LandSea was an incredible way to start out college. What better way to get to know your peers than to spend two weeks in the wilderness with them, making food together, sleeping together under a tarp, being unable to bathe? Well, I can’t think of one.

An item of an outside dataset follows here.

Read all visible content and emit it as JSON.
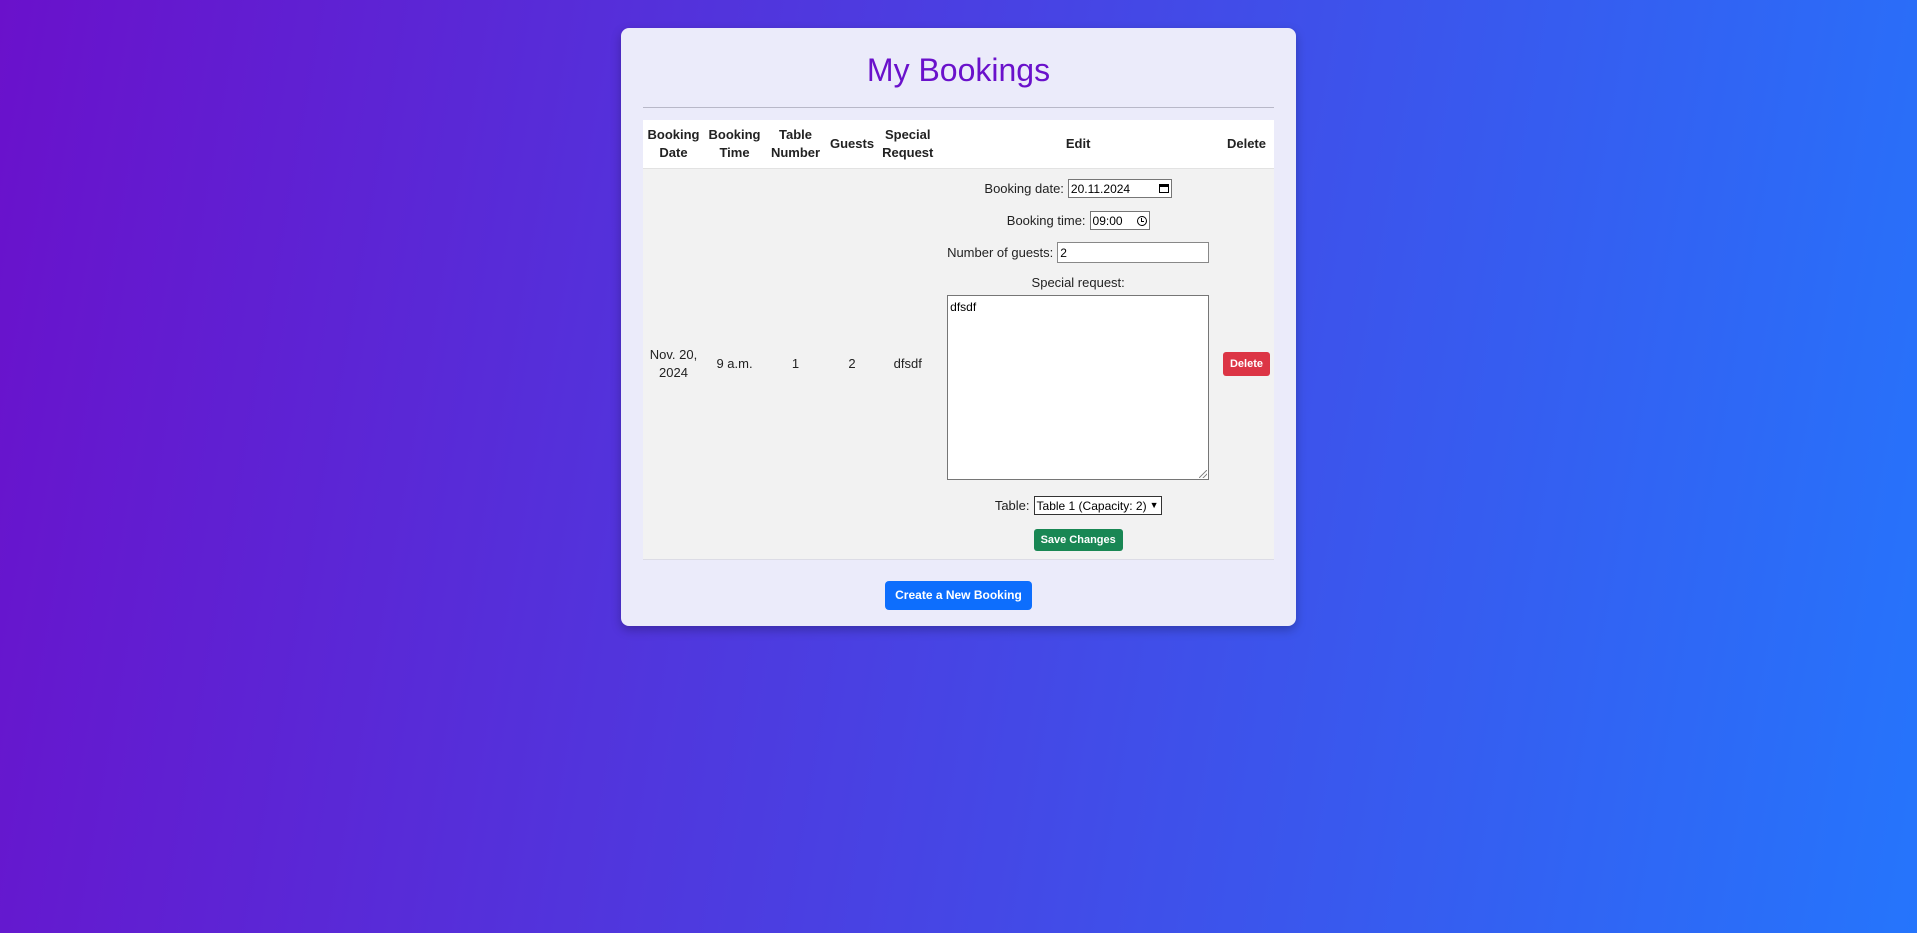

The group dynamic of LandSea made it unlike any other bonding experience I’ve ever had. To be paired with nine strangers (seven incoming freshmen, two leaders) resulted in some very deep connections. On the long hikes through the woods we told each other our life stories. Without the distraction of technology and the internet, we looked to each other for entertainment. We took pleasure in getting to know one another, hearing each other’s funny, shocking, or sad stories. The social barriers of everyday life fell away. After a certain amount of time in the wilderness with nine other people, it’s impossible to hold up a facade. Everyone has moments when they are raw or exposed. It was challenging at times, but that openness allowed me to really get to know the people in my patrol. By the end of the two weeks, I felt like I knew them on a deeper level than many of the acquaintances I’d known for years in high school.
The sense of togetherness was amplified by the challenge of travelling through and living in the wilderness. When we came to steep parts of the trail, we helped each other out and cheered each other on. The support of the group made it easier to accomplish seemingly impossible tasks such as climbing mountains. And once we would reach the top — all ten of us — the moment would be so much sweeter since we were sharing it.

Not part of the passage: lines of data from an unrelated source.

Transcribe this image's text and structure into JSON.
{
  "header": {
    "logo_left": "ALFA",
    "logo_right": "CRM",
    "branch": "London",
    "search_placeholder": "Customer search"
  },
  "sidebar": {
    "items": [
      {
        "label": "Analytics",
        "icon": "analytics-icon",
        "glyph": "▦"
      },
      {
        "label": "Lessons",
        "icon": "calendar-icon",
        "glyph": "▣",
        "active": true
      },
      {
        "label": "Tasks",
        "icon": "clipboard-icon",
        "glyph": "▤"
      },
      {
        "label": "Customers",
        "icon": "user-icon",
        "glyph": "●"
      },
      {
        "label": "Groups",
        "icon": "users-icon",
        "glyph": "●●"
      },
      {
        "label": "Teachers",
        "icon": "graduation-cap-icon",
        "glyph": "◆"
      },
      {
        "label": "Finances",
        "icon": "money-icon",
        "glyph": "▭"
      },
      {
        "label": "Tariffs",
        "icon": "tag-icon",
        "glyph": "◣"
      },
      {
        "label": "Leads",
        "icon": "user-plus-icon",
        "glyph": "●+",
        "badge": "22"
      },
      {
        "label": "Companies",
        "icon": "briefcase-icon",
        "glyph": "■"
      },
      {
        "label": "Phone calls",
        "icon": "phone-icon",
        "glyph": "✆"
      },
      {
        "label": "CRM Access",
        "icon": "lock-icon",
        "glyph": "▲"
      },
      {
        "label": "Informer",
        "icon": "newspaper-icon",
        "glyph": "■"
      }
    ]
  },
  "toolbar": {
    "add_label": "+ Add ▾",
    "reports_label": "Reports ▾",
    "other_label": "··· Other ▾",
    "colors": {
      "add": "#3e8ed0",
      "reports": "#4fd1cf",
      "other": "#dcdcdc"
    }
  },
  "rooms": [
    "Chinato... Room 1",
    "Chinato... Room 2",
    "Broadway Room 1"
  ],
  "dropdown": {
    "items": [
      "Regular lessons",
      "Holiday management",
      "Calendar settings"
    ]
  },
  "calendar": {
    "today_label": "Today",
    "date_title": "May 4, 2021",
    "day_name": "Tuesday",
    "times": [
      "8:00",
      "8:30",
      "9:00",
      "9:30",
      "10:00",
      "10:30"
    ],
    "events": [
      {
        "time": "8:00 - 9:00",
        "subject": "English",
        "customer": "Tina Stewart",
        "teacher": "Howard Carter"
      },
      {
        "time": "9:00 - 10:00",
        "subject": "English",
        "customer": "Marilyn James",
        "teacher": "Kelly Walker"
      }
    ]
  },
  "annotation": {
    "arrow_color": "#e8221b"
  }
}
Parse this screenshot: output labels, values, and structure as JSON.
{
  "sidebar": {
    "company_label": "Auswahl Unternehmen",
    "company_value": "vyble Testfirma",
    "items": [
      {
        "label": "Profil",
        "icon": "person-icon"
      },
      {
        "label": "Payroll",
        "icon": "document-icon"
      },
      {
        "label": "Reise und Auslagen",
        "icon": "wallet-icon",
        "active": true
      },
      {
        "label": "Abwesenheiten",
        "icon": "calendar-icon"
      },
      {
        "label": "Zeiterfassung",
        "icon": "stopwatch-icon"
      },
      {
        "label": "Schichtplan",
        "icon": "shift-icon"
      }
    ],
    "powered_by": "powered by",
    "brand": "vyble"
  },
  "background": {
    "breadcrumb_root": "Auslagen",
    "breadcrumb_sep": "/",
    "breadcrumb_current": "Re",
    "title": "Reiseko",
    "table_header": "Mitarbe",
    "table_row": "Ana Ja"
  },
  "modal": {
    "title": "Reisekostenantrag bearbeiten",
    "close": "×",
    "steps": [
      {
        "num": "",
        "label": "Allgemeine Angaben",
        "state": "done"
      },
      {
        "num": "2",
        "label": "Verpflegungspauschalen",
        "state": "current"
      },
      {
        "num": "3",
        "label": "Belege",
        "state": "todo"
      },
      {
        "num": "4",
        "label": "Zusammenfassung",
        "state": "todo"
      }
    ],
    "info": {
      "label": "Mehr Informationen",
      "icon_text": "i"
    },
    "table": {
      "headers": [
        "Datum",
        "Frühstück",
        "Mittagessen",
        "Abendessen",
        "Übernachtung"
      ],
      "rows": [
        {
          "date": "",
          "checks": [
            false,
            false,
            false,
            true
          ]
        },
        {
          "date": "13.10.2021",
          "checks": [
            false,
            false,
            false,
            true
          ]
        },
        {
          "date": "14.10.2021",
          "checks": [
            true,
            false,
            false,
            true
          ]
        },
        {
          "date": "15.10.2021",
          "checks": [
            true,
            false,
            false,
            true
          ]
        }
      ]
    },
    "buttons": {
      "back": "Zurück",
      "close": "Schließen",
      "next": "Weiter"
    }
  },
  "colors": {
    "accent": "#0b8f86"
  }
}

I can remember days when we would get up before the sunrise. I would pull my fifty-pound pack onto my sore shoulders and think, I don’t want to be doing this. But then someone would start talking or singing as we made our way up the mountain, and the sun would start to rise, and then all of a sudden I could see the whole world below me — tree-covered hills stretching for miles, distant mountains the color of forget-me-nots, and a sky that had never seemed so vast. And we would all stand up there and look at each other and smile I what we had accomplished.
The relationships I formed on LandSea have lasted all my four years of college. I feel confident that they will continue to last after I graduate. I learned a lot about teamwork and wilderness skills on LandSea, but most importantly, I learned the beauty of sharing a sunrise with nine strangers who were beginning to feel a bit like family.
Natalie Martell, K’16